By Paul Ballard
Released August 9th, 2013 - Universal
The 2012 VNZMA finalist Jay Bulletproof returns with his new album#Listen. Any avid fan of his weekly Big Bad & Heavy show onAuckland's GeorgeFM will easily testify that Jay definitely has his finger on the pulse of UK and US bass culture. However, since the release of his highly acclaimed Dub Me Crazy album in 2011, much has changed within that landscape. Admittedly, this is Jay's first real 'album' and it is evident that he is embracing the changes by taking a cleaner, more personal stance to his production. Once again he is joined by a healthy array of guests and collaborators such as show cohort Dutty Ranks and vocal workouts from the likes of Pieter T, Tali, Yayneand Silva MC, to name just a few.
The thing that appears evident upon first listening is Jay's desire to take a step back, to take in a different view - clear of the static. The album still traverses between the 130-140bpm ranges, but this time he has explored other production avenues. By its very nature, the creation of a solid album presents a new set of challenges. The constant requirement to produce songs that work on equal footing both singularly and as a part of a cohesive collection is paramount, especially considering today's 'disposable dancefloor' culture.
Clearly Jay wanted #Listen to act as a metaphor for conscious awareness, more so than just an aural call to arms. Even the cover art depicting an angular wasteland of speakers and keyboards evokes the notion that things are simultaneously collapsing and growing. Examining issues on relationships, bullying and social upheaval within the lyrical context, Jay has attempted to bring an honest realism to the project. In some instances these extra layers work well.
On the 'radio-proof' One Night In Paris for example, Pieter T builds quirky similes between love and The Louvre over anthemic keys; in Heroine, a dedication to those suffering in the aftermath of the Canterbury earthquake, Yayne's haunting vocal twists and undulates, synchronous to the tectonic activity itself; and there's Remember, featuring the first of two outings by Silva MC. Although kicking off to a shaky start with a painfully contrived chorus line, the track is saved by the unmistakable rhymes from Rugged Tekniques who is on-point here. His brazen revelations of mis-spent youth and a life gone by are pitched with precision.
But not all of the tracks on #Listen are as appealing. In the anti-government opener 4 Million Voices, Jah Red Lion's auto-tuned reggae skew doesn't quite match the track's deep electronic premise, and the powerful sentiments of Tali's Lessons are marred by the choice to use a distractingly watered-down dubstep formula, instead of something more empathetic and thought-provoking.
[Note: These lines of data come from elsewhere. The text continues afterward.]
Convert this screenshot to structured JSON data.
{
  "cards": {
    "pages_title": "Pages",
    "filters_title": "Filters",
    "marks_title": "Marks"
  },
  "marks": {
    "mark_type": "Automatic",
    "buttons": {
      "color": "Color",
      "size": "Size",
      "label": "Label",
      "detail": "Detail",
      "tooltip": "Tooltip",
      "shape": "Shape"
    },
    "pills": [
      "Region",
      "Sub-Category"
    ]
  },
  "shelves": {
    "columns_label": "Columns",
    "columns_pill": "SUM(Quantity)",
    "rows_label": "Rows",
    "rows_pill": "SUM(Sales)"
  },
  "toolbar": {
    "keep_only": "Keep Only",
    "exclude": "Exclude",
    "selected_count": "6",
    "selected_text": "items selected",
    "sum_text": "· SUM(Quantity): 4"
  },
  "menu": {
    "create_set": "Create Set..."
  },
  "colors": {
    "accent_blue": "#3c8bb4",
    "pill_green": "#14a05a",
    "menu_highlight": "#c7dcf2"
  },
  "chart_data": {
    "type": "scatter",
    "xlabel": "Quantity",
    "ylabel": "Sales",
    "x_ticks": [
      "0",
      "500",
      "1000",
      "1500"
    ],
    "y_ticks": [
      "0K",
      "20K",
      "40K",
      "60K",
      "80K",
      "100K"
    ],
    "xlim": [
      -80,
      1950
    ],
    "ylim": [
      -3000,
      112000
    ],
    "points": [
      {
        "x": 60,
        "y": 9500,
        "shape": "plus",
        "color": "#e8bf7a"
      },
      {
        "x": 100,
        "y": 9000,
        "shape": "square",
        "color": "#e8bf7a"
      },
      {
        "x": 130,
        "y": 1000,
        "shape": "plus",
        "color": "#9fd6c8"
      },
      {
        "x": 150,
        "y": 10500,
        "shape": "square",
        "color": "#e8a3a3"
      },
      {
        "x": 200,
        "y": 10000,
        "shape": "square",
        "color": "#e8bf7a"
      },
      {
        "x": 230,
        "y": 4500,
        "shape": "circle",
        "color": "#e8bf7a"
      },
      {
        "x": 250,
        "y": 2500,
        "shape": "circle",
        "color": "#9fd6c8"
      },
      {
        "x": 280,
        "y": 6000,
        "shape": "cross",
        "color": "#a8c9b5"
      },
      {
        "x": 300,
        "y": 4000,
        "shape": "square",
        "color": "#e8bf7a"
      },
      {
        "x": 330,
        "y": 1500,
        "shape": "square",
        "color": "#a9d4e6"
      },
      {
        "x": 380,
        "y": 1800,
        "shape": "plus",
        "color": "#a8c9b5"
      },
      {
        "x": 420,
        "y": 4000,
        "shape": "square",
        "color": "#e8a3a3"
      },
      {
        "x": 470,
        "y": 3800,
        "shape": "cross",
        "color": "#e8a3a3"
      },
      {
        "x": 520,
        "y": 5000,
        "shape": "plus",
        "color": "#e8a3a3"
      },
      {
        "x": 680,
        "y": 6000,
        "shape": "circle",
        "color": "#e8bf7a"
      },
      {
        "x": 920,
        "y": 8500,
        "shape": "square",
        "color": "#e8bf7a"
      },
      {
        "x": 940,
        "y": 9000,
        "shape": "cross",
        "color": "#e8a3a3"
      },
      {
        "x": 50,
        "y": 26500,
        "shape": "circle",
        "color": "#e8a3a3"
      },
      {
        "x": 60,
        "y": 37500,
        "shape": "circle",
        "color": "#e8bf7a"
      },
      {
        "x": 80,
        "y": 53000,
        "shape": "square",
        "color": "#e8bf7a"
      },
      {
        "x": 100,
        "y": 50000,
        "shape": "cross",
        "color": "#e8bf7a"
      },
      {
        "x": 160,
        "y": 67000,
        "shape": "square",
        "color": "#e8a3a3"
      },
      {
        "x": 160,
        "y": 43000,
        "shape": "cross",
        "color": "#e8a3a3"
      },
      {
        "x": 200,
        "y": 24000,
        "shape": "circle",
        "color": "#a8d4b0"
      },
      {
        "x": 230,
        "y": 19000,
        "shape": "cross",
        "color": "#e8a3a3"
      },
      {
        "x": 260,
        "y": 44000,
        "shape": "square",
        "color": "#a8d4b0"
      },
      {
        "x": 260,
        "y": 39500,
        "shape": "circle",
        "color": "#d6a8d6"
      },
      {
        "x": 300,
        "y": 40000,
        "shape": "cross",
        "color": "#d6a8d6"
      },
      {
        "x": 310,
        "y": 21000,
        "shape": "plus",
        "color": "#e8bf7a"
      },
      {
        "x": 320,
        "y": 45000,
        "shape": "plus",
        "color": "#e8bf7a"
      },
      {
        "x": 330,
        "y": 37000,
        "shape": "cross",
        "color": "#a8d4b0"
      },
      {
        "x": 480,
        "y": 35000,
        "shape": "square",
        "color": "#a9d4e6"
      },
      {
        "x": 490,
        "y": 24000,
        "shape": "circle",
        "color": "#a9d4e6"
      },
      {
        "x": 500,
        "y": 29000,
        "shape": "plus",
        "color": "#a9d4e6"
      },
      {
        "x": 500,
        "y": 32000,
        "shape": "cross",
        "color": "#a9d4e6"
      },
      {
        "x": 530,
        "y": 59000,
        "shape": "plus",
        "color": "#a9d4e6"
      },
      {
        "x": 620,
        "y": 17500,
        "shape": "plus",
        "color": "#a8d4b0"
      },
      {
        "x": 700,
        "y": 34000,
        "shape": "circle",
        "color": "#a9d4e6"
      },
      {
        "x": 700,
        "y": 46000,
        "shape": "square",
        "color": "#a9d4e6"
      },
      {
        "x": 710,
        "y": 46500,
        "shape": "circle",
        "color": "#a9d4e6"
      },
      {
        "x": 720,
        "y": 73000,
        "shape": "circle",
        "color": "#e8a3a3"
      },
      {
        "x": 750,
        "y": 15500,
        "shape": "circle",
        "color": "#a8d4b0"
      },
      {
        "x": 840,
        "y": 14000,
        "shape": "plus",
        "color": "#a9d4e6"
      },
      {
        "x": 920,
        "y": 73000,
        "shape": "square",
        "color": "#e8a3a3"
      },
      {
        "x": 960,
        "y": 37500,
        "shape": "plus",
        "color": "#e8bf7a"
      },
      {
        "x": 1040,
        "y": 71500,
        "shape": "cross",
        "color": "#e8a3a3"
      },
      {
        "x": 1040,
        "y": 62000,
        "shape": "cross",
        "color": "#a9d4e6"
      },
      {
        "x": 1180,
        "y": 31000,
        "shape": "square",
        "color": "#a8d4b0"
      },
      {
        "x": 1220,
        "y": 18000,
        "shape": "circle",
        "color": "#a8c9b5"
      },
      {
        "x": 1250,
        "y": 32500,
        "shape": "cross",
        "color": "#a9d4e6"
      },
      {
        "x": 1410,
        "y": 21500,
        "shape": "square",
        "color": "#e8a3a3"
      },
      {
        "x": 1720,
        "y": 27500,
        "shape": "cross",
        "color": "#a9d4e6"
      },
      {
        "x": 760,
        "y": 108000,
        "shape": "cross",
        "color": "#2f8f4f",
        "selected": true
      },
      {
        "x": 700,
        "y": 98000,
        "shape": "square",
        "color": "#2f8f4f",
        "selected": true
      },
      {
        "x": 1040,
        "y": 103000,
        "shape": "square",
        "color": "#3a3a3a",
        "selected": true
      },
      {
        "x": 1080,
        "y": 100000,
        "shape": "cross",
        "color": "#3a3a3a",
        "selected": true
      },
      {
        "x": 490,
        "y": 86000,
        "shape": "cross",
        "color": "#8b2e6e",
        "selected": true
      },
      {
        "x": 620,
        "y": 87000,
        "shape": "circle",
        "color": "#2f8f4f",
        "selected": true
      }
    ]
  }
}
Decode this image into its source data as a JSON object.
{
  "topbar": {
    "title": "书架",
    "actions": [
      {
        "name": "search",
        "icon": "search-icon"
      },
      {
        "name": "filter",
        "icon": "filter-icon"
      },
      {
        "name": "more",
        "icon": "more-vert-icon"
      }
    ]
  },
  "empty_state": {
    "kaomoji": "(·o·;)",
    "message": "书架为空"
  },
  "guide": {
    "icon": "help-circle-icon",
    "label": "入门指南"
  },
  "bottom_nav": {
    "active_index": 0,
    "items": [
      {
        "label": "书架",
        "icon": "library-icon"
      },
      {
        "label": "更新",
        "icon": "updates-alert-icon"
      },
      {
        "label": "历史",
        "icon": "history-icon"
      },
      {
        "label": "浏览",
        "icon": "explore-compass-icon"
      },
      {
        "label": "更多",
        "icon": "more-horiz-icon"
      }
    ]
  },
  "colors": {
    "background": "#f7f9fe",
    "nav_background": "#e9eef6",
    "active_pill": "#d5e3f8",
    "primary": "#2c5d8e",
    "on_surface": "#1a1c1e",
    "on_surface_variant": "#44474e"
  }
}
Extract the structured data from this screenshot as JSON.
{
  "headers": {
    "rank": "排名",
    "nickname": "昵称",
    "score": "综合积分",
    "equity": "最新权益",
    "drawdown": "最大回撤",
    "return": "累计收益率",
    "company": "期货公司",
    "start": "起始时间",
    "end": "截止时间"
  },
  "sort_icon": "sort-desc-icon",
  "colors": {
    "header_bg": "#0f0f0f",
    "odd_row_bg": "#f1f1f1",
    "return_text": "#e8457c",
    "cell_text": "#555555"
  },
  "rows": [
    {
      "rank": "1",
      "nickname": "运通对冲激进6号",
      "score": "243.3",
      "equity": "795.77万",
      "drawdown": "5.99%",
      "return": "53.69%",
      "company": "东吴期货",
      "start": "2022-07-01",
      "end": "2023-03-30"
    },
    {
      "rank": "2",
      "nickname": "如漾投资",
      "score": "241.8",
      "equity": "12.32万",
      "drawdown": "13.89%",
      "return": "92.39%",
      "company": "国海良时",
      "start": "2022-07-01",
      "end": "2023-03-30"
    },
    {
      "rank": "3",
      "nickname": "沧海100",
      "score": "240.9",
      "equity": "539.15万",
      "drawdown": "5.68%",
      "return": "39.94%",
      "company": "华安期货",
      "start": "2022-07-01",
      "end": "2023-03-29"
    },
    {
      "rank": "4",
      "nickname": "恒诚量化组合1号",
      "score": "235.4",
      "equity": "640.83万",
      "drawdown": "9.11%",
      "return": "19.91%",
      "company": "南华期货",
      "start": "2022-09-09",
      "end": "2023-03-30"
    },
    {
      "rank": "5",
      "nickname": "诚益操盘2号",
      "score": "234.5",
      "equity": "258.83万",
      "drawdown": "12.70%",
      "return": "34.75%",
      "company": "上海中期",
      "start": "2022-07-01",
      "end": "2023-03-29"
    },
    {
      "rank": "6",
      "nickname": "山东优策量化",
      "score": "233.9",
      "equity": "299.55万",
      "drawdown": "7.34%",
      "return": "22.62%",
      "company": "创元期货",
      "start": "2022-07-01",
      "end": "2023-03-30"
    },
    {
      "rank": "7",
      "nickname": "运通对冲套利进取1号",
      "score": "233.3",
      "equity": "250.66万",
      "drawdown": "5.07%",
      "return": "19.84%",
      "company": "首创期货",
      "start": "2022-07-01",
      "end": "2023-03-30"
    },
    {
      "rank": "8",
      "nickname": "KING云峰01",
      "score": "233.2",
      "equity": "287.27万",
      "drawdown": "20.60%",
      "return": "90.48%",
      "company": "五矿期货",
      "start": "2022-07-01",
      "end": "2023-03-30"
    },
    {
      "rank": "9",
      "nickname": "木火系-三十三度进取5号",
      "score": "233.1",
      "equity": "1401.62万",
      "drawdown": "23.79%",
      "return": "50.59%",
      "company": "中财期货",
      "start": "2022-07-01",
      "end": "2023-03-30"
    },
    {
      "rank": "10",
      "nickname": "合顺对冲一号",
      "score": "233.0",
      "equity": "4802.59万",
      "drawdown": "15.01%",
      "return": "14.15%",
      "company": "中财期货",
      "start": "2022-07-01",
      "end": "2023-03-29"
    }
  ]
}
Additionally, the inclusion of his Revolutionremix for the John Butler Trio, although being a standout re-interpretation is very much part of a different storyline and feels somewhat out of place on this album.
While Jay also offers up some jazz-inspired excursions these are the weakest of the collection: the frenetic arrangements of I Got To Keep On Doing It sound one-dimensional and tedious; and the self-proclaimed tribute Baltimore is over-produced and begging for some sense of organic form, especially within the horn sections.
Not surprisingly, the two more prominent tracks on the album are quite simply Jay doing what he does best - moving everything aside and letting loose. In My Soul and the Swindle-esque It's a Funk Ting featuring Dutty Ranks, certainly roll out of the speakers with gritty determination. But both tracks are fairly linear in their construction, with no hidden surprises.
That seems to be the common irritation. Compared with his previous work, most of Jay's songs on #Listen never really get out of second gear and tend to meander safely to a conclusion. Even the UK-tinged closing track The Warning could have benefited from more punch, if only to match Silva MC's swagger.
Where 2011's Dub Me Crazy had an edgy, unpredictable aspect, #Listen instead moves within a different space, where the corners have been softened and things are definitely more 'cycle-friendly' with no tricky surfaces to navigate. This new offering has lost a lot of that spark and needed more risk-taking, perhaps an exploration of some middle ground between the two albums.
While he has probably done enough to keep his fans satisfied through summer, Jay's #Listen offers little we haven't heard before. Some of the more hardcore Bulletproof followers will be disappointed with the lack of heavy dancefloor bangers. Even though he once rode that wave, he may now have to paddle harder than he thought.
2.5 / 5